We Were Inspired

Recently we were invited to speak to students. After reading one of our columns titled, the admissions director, called and wondered if we would talk about setting high standards, doing one’s best, and persevering through thick and thin. We were flattered. And we are glad we said yes.

They’re not looking back

The students ranged in age from early 20s to mid-60s. Many of them have personal stories of lousy breaks, insurmountable hurdles, family tragedies, and personal heartbreak. Whatever their setbacks, they have picked themselves up, dusted themselves off, and started over. 

They are a brave bunch. You will never meet students with greater resolve to reach beyond their grasp and to achieve their educational goals. Many of the students have lived through nightmares. Today all of them are fulfilling their dreams. It is inspiring to be around them. Their energy and enthusiasm rubs off as soon as you’re inside the door. What you see are a lot of smiling faces happy to welcome you inside.

Good for the soul

Our presentation touched on issues such as perseverance, creating your own personal public relations program, aiming high and higher, fulfilling your dreams, being prepared, and giving back. A few of the students stood in front of the group and told their own personal stories of trials and triumph. Several times the room erupted into applause or cheers as fellow students shared encouraging words and professed how their faith helped them through some tough times. At one point, all of us were brought to tears, punctuated with hugs and pats on the back.

They turned the tables on us

We went to motivate the students and cheer them on. Instead, or in addition, they lit our fire and lifted our spirits. We were moved and motivated. We felt better for being there, for being among those smart, determined and inspiring men and women.

Thank you students for making us feel at home and part of your family. If we left you with any words of wisdom and sage advice, we also walked out your door richer and wiser.

Pep Talk

We love these opportunities … partly for selfish reasons. Who wouldn’t want to do something if it made you feel better? That’s why we speak to groups—youngsters, oldsters, in-betweeners. No matter where you are in life, everyone can use a pep talk. 

By dads2dads

The No-Vacation Nation

If you like to take lots of vacations, the United States is not the place to work. In fact, according to a report titled “No-Vacation Nation” by the Center for Economic and Policy Research, the U.S. is the only advanced nation in the world that doesn’t guarantee its workers annual leave.

Vacation . . . What Is It Good For?

We’ll say it right up front – dads need vacations. Many countries realize this. Yet, even when provided with vacations only 57% of American workers use all the days to which they are entitled. When we do take the two or three weeks that may be allocated to us, we’re often tethered to our cell phones, tablets, and other personal devices so that we’re often not really on vacation but rather just at work in another location. 

Quite often American workers say something like this: “I gave up over a week of my vacation last year – I just couldn’t get away” — as if it is a badge of honor. Or this:  “Why should I try and take a vacation? I have to work twice as hard before I leave and then when I get back, I’m faced with three or four times the work. And when I see the bills from my trip, I wonder how I’m going to pay them. It’s just not worth it.” Now that many of us are working from home, this takes on a another dimension.

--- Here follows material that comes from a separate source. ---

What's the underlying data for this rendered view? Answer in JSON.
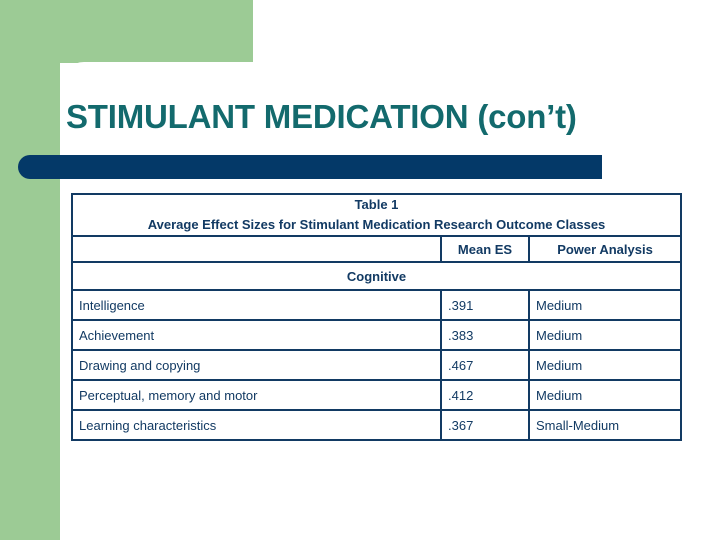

Vacations are an essential component for effectiveness on the job and in the family. You’re a better dad and a better worker if you employ some down-time. Just because you might be working from home doesn’t mean you don’t need a vacation. It might even be harder for you to distinguish between working & not working.

Finding the Balance

We’ve often talked about balance and how vital it is in the lives of dads. Sure our work is important. It provides us with a sense of identity, a way to contribute and a salary to support our lifestyle. But it is equally important to have balance in life. It is essential to shift gears downward—to enjoy calm, change the scenery, experience an attitude makeover and re-energize. Truly vacating from the grind puts duties and deadlines on hold and provides us the opportunity to strengthen the relationship with our family.

The dictionary defines “vacation” as a respite from something, a period of time devoted to pleasure, rest or relaxation, a break from regular work or routine. It need not be exotic, expensive or ambitious. The good ones are simple. The best ones are the ones taken. 

Getting Your Life Back in Alignment

Smart companies know that providing vacation time allows their employees to gain perspective and refuel. When workers return to the job, they do so refreshed, recharged and ready for new challenges. The payoff is equally great for the family. A vacation removes distractions, provides time for reflection and gives you the gift of reconnecting with those you love the most. 

Plan something simple. Whether you stay home, really focus on the kids, and explore beautiful places nearby, or go on a camping trip or to the beach, keep logistics to a minimum. And remember to practice proper precautions during this time – wear a mask, keep a distance, wash your hands. The return on investment for both the family and the company from time off will be substantial.

By dads2dads